**Task goal:** Scan the data below. Pull out each line where "customers" occurs.

**Available data:**
+--
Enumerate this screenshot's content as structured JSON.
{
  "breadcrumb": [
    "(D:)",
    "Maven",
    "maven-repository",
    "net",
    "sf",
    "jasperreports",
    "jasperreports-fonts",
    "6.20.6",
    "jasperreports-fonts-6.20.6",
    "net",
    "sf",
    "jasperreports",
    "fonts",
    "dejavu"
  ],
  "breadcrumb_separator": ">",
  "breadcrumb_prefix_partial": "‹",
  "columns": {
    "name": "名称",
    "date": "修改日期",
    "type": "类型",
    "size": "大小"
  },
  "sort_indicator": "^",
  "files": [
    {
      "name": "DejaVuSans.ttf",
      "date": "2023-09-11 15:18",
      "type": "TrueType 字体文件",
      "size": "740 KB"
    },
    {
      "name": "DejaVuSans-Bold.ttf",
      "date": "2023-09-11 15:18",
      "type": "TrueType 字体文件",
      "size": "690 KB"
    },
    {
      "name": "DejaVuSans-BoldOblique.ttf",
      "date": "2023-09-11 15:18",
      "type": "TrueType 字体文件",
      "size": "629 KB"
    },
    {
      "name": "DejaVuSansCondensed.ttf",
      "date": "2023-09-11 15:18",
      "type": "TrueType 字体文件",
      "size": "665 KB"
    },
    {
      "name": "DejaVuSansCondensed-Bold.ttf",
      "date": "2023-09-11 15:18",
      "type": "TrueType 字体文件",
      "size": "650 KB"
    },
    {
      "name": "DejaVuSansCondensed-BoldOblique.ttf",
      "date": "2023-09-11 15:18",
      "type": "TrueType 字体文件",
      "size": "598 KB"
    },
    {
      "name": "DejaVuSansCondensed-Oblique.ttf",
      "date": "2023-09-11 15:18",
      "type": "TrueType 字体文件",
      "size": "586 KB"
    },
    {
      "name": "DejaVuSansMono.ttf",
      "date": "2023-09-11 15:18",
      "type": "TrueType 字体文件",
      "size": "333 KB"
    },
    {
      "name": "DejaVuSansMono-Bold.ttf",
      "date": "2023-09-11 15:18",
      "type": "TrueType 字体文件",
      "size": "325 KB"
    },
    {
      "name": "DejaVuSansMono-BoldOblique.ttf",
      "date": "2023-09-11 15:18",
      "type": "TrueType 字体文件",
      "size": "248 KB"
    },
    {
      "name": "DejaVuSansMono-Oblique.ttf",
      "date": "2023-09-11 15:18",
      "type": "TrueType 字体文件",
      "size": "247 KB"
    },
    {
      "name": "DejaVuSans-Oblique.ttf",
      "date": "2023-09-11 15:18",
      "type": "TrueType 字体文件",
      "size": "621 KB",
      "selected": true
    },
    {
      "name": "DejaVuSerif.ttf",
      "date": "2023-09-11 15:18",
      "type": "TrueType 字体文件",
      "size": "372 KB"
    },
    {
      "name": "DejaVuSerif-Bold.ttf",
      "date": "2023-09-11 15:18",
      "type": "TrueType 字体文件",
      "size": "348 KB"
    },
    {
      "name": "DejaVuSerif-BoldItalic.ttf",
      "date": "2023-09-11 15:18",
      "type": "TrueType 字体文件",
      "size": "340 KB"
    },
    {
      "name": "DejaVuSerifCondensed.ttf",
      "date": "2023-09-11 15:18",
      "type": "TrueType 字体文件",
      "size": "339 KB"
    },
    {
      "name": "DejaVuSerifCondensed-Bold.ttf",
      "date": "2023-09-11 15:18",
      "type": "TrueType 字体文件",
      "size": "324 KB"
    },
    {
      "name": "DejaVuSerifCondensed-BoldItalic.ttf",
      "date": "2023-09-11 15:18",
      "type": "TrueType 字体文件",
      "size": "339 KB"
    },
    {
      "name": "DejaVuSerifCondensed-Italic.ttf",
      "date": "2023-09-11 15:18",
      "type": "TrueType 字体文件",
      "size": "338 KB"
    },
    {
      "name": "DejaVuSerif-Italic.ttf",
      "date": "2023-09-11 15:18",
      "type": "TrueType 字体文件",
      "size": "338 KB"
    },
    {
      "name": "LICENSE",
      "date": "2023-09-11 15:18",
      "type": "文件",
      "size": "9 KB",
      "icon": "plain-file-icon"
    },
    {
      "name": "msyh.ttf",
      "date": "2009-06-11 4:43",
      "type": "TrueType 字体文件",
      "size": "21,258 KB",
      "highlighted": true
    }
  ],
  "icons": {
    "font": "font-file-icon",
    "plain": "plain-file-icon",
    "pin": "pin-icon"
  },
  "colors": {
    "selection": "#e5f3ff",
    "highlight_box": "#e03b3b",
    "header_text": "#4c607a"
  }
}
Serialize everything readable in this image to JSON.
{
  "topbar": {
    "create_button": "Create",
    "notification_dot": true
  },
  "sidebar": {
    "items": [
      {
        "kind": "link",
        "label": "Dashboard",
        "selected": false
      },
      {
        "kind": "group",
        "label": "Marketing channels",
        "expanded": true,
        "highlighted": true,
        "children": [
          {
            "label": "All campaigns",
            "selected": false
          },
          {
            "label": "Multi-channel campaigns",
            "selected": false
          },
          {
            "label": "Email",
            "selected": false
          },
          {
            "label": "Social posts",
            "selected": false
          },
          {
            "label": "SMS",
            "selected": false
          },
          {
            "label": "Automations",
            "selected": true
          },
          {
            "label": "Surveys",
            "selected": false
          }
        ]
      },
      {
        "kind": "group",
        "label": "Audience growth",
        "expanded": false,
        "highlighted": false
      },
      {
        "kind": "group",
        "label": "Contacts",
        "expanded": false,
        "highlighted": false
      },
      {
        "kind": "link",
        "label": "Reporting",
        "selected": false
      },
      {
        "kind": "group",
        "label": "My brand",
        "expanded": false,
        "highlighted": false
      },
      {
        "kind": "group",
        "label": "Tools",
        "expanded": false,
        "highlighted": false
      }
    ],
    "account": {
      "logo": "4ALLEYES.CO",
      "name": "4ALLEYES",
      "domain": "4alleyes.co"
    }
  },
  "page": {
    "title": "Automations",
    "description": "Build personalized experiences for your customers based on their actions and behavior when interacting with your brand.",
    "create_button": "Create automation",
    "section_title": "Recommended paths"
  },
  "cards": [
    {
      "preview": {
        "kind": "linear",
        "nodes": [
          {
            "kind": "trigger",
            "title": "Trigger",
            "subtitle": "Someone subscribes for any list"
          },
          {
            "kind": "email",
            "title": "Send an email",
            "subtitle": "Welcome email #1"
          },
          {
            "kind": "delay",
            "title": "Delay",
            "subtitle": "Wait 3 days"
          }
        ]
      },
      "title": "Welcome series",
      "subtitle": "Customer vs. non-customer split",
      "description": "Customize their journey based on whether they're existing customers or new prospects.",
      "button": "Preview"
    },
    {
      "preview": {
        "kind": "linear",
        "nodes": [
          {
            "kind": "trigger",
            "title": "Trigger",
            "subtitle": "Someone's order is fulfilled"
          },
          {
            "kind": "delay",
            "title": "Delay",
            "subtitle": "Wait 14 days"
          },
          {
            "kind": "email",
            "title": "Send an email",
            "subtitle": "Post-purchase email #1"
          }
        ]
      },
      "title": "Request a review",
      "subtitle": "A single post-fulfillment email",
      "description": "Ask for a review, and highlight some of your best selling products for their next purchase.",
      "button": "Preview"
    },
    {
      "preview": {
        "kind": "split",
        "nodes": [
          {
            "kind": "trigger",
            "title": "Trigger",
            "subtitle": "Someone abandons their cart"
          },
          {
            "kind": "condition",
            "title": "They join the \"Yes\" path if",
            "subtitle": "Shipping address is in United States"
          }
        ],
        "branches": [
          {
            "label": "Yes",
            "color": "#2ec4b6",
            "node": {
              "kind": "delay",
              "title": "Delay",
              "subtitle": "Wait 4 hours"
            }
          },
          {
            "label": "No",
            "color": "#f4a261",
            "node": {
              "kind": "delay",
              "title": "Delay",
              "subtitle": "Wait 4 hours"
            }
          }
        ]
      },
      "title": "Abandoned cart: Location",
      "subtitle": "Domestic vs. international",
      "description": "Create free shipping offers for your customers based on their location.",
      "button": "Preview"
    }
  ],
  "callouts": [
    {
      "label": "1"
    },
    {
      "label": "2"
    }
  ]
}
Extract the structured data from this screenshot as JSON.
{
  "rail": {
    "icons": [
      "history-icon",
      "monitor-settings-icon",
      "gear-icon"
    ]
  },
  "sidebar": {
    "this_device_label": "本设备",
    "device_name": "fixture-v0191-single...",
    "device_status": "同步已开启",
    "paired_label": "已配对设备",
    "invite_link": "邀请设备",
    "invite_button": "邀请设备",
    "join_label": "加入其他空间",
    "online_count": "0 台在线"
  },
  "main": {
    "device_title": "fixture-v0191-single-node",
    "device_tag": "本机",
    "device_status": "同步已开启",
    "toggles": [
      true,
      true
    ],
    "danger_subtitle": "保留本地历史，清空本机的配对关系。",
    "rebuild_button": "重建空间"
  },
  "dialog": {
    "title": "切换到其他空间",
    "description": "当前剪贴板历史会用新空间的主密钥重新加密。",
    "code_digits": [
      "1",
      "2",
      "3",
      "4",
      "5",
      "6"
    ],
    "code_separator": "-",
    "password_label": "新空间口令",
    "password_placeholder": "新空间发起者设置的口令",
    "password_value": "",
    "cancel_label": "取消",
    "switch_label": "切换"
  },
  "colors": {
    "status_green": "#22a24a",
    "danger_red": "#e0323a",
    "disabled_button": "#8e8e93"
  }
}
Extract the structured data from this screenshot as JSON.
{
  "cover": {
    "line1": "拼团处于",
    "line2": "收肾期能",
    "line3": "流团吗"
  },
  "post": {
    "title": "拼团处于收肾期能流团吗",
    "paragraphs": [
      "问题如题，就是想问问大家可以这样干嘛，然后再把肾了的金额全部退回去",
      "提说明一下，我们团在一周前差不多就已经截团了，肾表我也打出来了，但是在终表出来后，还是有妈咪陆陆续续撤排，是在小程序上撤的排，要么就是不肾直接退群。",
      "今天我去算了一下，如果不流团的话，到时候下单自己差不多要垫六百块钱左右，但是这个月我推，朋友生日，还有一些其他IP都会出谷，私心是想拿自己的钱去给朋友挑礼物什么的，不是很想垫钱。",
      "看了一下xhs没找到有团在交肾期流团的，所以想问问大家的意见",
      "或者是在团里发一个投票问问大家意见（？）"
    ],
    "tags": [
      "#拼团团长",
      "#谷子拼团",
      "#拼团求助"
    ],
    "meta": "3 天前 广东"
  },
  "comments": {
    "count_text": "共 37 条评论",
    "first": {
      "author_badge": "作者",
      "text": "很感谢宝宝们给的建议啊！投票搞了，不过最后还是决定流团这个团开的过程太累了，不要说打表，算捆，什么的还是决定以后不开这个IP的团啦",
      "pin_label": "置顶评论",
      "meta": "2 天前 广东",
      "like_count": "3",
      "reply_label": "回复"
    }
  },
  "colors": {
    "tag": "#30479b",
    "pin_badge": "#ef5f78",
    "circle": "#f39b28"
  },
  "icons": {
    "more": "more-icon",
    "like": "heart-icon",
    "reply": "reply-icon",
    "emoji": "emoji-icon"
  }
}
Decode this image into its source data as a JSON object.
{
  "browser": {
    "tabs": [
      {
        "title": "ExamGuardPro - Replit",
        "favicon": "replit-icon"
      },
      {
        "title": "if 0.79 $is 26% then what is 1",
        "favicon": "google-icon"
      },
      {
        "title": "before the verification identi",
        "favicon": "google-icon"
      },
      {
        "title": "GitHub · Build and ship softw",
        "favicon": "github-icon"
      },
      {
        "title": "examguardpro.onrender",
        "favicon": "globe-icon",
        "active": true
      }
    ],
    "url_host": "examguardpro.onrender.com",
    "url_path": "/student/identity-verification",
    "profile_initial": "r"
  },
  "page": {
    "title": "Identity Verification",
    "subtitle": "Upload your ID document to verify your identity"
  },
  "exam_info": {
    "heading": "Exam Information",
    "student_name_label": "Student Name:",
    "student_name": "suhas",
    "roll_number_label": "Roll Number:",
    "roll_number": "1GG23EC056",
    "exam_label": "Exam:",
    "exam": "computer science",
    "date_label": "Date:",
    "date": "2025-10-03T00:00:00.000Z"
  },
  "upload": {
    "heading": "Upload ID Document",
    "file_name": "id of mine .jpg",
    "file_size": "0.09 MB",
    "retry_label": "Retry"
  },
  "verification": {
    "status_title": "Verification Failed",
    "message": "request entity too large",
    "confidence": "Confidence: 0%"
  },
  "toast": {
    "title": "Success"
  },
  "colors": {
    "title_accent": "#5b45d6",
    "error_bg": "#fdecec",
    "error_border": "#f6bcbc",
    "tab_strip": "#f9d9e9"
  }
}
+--
**Answer for this exercise:**
    "description": "Build personalized experiences for your customers based on their actions and behavior when interacting with your brand.",
      "description": "Customize their journey based on whether they're existing customers or new prospects.",
      "description": "Create free shipping offers for your customers based on their location.",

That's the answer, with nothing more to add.